Data records
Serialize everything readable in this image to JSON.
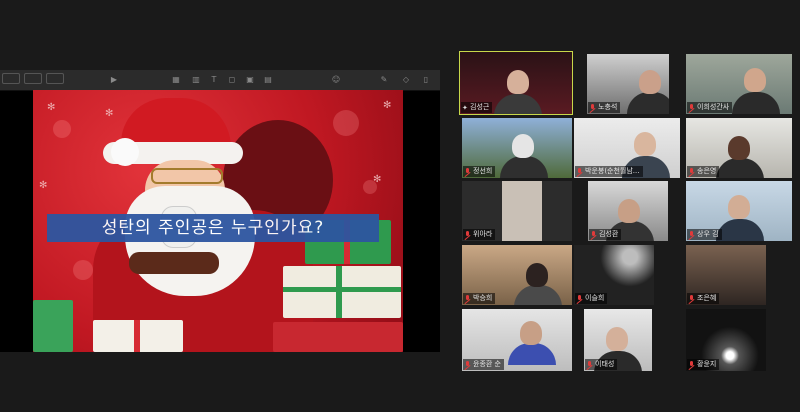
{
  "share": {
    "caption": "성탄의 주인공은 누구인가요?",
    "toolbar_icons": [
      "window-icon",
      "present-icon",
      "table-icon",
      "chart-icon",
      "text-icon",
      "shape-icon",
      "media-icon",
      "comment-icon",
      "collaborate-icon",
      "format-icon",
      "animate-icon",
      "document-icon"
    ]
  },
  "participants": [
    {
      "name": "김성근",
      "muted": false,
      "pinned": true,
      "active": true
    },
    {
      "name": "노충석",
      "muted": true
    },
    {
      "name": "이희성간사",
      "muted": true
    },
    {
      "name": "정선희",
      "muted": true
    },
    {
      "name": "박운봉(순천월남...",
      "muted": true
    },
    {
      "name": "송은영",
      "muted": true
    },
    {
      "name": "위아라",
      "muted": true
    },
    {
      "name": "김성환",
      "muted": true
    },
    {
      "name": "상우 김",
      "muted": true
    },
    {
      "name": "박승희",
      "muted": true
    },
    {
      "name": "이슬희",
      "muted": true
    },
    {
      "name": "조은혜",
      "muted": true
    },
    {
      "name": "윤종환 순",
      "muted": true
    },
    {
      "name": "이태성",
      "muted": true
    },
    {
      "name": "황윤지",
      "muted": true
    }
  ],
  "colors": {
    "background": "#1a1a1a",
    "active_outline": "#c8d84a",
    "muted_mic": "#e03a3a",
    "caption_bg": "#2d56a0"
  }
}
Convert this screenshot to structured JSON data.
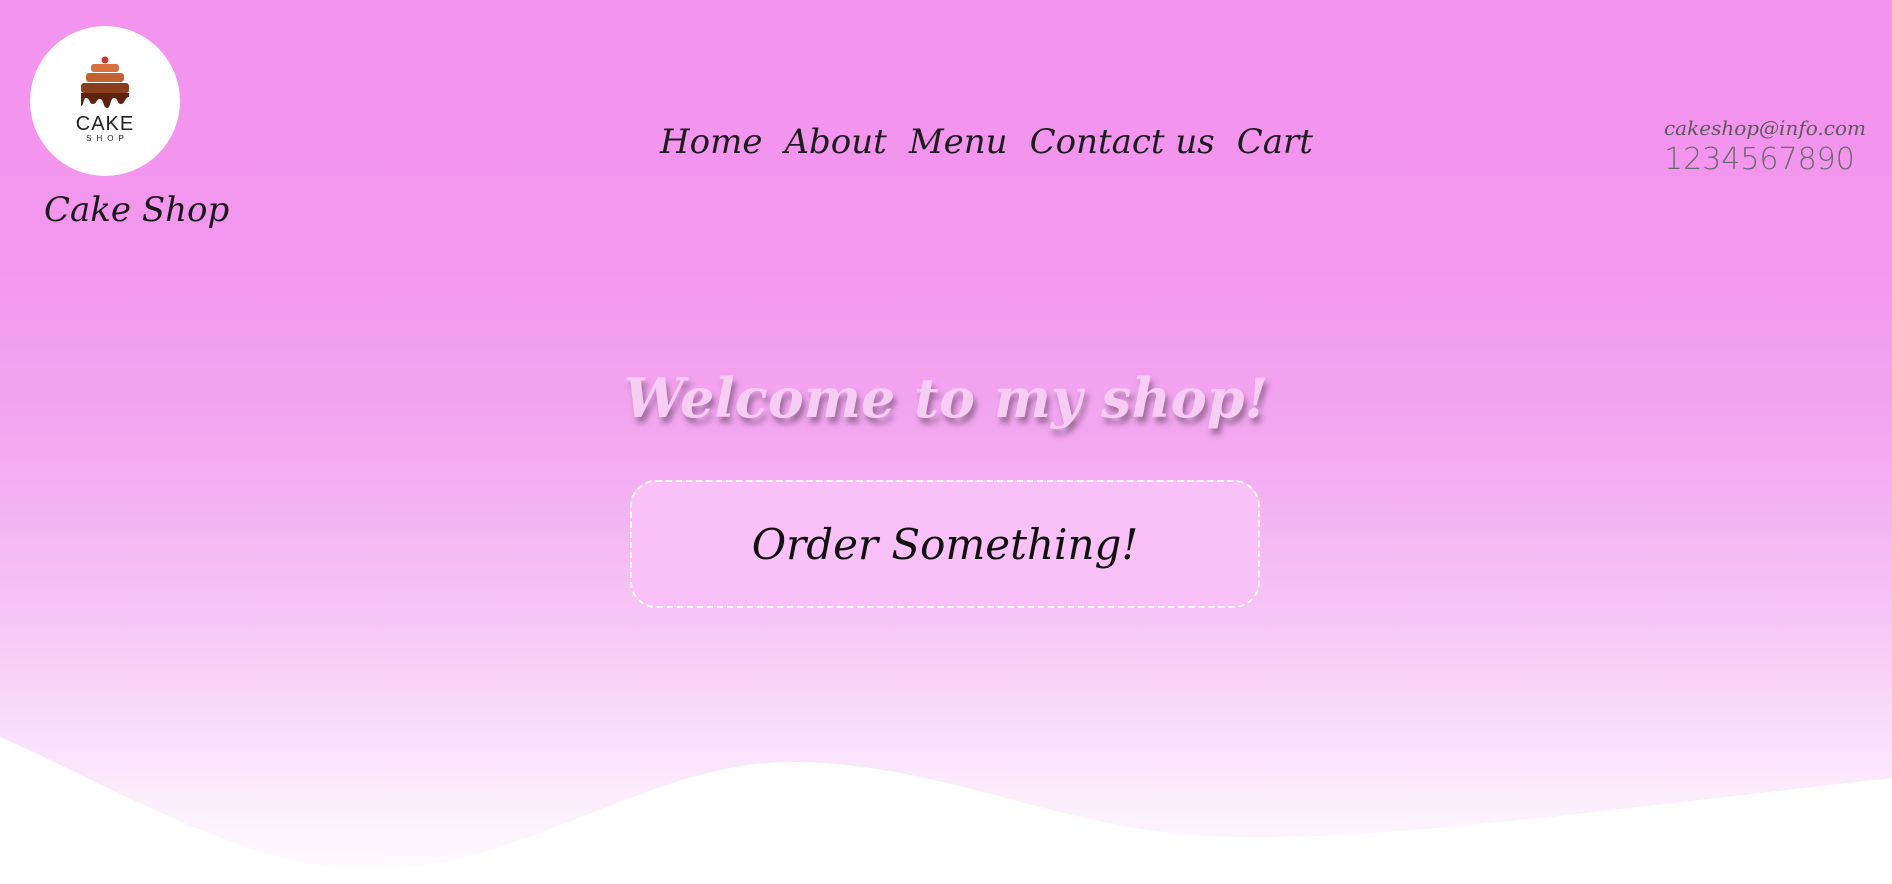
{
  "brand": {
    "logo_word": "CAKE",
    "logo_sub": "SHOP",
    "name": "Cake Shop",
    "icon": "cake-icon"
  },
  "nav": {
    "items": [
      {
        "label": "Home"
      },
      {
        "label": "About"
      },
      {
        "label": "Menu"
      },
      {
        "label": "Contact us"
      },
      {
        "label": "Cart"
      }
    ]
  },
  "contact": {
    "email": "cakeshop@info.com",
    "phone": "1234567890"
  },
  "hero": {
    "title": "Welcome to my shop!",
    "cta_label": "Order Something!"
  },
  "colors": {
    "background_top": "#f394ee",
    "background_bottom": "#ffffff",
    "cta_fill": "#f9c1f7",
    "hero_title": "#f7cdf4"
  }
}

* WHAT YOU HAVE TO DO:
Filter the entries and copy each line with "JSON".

* ANSWER TO THE PROBLEM:
Serialize everything readable in this image to JSON.
Convert this screenshot to structured JSON data.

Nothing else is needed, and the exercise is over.